Engel, R.S. Novel discovery of lamellar papillae on the grooming organ in Synsphyronus (Garypidae: Pseudoscorpiones). Accepted, Arthropod Structure and Development
Scientific Awards & Fellowships
2012 NSF Estimating Species Tree Workshop Travel Award
2010 EEB/CSMNH Award, James A. Slater Endowment
2008 NSF Doctoral Dissertation Improvement Grant
2008 Best Student Talk, Northeast Biological Graduate Students Conference
2007 Northeast Alliance at the University of Connecticut Summer Research Program Mentor
2006 Society of Systematic Biologists Mini-PEET Award
2006 SICB Fellowship for Graduate Student Travel
2006 EEB/CSMNH Award, James A. Slater Endowment
2005 Center for Conservation Biology, University of Connecticut (UConn)
2005 EEB/CT State Museum of Natural History Award (CSMNH), Lawrence R. Penner and James A. Slater Endowments
2005 NSF Graduate Research Fellowship, Honorable Mention 2005 American Arachnology Society
2004 Ecology & Evolutionary Biology Dept., UConn (EEB) Award, George Lamson Endowment
2004 NSF East Asia and Pacific Summer Institute Fellowship
2004 Australian Academy of Science Summer Institute Fellowship
Science for All
November 2012 Darwin's Gift to science and religion Francisco J. Ayala
October 2012 Parasite Rex Carl Zimmer
February 2012 The Fever, how malaria has ruled humankind for 500,000 years Sonia Shah
January 2012 This is Biology; the science of the living world E. Mayr
October 2011 For Love of Insects T. Eisner
September 2011 Broadsides from the Other Orders: A Book of Bugs S. Hubbell
May 2011 The Diversity of Life E. O. Wilson
April 2011 Reading the Forested Landscape: A Natural History of New England T. Wessels
March 2011 A Sand County Almanac; and sketches here and there A. Leopold
February 2011 The Immortal LIfe of Henrietta Lacks R. Skloot
January 2011 The Botany of Desire M. Pollan
December 2010 Why Evolution Is True J. Coyne
As an evolutionary biologist and a former elementary school teacher, I am interested in the literature that is available to school age children.
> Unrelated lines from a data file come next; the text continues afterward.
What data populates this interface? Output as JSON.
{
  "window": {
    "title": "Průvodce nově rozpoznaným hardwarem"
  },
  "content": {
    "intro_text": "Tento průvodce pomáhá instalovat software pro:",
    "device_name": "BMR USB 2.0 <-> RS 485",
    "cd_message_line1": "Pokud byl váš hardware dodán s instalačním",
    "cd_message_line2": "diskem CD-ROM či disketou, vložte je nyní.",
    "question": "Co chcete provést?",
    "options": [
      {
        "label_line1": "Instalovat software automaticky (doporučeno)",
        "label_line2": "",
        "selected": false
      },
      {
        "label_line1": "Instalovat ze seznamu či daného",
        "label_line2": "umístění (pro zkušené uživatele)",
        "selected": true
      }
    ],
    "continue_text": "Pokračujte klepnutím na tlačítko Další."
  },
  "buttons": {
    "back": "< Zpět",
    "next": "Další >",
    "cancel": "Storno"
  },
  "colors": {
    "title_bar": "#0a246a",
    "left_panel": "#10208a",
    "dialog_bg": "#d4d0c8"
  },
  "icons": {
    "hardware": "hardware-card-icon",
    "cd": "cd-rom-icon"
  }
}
Titles in my collection include, Jackson, Ellen The Tree of Life, The Wonders of Evolution
Lasky, Kathryn One Beetle Too Many, The Extraordinary Adventures of Charles Darwin
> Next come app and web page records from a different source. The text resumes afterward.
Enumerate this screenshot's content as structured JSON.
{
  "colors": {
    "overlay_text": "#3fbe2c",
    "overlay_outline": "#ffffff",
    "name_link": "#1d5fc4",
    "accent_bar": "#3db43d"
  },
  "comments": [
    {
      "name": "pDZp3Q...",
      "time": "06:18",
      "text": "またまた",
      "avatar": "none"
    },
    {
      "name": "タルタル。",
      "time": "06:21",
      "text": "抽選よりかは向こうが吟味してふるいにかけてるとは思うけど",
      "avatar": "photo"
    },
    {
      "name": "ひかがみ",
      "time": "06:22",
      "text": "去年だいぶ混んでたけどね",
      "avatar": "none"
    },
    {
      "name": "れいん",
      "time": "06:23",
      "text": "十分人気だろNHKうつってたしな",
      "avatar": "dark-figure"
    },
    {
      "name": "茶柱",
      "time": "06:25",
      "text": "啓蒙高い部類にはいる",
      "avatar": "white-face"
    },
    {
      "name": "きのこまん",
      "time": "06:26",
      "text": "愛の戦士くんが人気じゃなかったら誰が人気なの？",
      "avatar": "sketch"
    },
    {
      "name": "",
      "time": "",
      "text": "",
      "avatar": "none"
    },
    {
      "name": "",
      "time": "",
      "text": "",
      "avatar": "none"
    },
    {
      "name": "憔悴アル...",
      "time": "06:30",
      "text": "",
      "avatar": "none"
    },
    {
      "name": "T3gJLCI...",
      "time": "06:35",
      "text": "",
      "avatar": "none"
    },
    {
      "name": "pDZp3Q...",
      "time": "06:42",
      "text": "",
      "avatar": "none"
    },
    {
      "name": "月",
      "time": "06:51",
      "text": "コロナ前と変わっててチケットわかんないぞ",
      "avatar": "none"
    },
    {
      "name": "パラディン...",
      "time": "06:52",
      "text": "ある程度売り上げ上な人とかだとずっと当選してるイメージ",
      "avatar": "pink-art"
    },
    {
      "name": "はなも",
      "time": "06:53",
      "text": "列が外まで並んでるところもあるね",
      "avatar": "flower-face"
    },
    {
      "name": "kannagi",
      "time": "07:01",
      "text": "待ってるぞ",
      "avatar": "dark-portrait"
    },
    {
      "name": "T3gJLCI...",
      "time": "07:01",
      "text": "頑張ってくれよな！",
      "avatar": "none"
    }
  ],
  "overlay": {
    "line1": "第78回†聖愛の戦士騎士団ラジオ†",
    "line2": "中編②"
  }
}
Markle, Sandra Animals Charles Darwin Saw, An Around-the-World Adventure
Manning & Granstrom What Mr. Darwin Saw
Peters, Lisa W. Our Family Tree, An Evolution Story
Schanzer, Rosalyn What Darwin Saw, The Journey that Changed the World
Sis, Peter The Tree of Life
Donate Science Books
Pay your books forward. Consider donating books to groups such as Books Through Bars [www.booksthroughbars.org/]. I have accumulated several used biology textbooks and found a local group that will put them to use!
Teaching Collection Assistant Curator
Entomology Teaching Collection Assistant
Principles of Biology I & II (majors)
Foundations of Biology (non-majors)
Connecticut Entomological Society
2008-2009 Vice President
2007-2008 Vice President
2009-2010 Speaker Series
May: K. Zyko (CTDEP), L. Saucier (CTDEP), M. Thomas (CAES) & C. Maier (CAES); The Natural Diversity Database (DEP) and Status Update on Connecticut State-listed Insects
April: Kathy Hill & David Marshall, UConn; A Cicada Travelogue
March: Jan Conn, Wadsworth Center; Recent divergence or deep population structure? Complexities of the primary neotropical malaria vector Anopheles darlingi (Diptera: Culicidae)
February:Jadranka Rota, Smithsonian Institution; Systematics and defensive behaviors of metalmark moths (Lepidoptera: Choreutidae)
January: Kentwood Wells, Dept. Chair, EEB, UConn; Beetles, Bees, and Butterflies: Charles Darwin and the Study of Insects
November: Patrick Getty, UConn; Fossil Trackways of Modern Basal Insects
October: Andrew Stoehr, Yale; Variation in Melanism in Pierid Butterflies
September: Kirby Stafford III, CAES; Asian Longhorned Beetle: A Threat to our Trees